### DATA TO USE
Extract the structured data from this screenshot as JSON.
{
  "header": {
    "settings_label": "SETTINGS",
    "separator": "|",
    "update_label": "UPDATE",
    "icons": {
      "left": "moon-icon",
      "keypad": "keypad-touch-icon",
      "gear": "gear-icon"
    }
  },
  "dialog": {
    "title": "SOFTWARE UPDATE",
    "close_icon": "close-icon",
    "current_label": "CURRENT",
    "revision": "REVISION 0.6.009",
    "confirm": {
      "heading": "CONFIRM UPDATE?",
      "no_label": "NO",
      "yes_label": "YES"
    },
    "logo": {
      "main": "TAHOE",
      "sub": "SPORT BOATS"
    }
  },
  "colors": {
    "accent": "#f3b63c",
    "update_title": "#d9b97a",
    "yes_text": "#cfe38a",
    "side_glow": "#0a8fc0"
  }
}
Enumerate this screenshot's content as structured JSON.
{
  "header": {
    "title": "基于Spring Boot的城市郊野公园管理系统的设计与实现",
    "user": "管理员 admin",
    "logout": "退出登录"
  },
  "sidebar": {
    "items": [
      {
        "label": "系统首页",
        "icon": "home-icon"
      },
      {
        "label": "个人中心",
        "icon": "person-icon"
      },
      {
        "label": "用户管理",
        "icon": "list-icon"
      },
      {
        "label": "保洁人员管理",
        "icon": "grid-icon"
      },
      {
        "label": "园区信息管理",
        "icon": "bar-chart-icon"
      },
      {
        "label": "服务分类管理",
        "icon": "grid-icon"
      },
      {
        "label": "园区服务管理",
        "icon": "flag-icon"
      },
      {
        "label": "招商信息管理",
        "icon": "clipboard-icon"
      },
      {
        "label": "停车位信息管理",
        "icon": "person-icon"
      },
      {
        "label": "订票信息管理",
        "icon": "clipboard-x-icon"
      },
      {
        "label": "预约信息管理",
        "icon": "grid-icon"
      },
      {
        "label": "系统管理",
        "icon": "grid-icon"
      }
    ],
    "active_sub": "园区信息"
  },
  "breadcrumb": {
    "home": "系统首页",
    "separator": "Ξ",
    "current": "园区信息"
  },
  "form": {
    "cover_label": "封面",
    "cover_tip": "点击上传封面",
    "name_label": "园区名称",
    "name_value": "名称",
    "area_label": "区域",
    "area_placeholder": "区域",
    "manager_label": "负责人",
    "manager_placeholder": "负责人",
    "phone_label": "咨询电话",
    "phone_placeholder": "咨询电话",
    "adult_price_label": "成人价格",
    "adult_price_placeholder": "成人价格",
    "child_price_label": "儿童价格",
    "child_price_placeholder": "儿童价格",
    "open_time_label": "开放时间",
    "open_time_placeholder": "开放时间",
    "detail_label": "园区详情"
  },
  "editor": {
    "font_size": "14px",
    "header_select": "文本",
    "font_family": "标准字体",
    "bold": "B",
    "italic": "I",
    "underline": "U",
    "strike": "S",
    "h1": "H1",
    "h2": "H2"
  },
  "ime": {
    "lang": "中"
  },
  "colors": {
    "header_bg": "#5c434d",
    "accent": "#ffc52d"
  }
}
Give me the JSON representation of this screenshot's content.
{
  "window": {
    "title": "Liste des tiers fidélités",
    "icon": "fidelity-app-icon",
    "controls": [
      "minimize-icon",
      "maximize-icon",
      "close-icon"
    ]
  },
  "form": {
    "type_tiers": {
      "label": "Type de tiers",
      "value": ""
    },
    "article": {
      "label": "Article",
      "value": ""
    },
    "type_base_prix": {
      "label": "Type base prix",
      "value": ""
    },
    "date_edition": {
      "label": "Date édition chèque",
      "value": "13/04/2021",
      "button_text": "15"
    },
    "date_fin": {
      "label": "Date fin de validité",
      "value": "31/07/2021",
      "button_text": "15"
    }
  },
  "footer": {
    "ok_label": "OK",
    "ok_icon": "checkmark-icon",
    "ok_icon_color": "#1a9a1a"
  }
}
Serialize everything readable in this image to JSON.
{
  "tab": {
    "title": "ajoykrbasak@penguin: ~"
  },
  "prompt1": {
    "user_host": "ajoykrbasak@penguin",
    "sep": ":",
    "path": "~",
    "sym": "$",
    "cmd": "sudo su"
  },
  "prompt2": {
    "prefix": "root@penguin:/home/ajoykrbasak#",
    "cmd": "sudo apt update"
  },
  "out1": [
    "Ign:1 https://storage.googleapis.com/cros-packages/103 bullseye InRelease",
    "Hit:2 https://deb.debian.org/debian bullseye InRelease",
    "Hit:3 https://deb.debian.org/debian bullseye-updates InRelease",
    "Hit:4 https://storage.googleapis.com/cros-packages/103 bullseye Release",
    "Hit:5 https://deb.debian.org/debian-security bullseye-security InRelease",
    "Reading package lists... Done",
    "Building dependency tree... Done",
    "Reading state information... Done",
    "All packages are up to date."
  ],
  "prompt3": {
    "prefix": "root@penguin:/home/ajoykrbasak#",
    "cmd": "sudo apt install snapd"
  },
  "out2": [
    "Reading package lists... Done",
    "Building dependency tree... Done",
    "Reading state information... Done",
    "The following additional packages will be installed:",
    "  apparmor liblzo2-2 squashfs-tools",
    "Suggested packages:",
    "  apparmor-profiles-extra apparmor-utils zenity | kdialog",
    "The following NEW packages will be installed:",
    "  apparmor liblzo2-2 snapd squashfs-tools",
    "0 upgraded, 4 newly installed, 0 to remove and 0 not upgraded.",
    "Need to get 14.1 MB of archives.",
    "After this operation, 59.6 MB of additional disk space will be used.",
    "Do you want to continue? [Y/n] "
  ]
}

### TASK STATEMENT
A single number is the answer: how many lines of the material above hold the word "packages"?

### OUTPUT OF THE TASK
6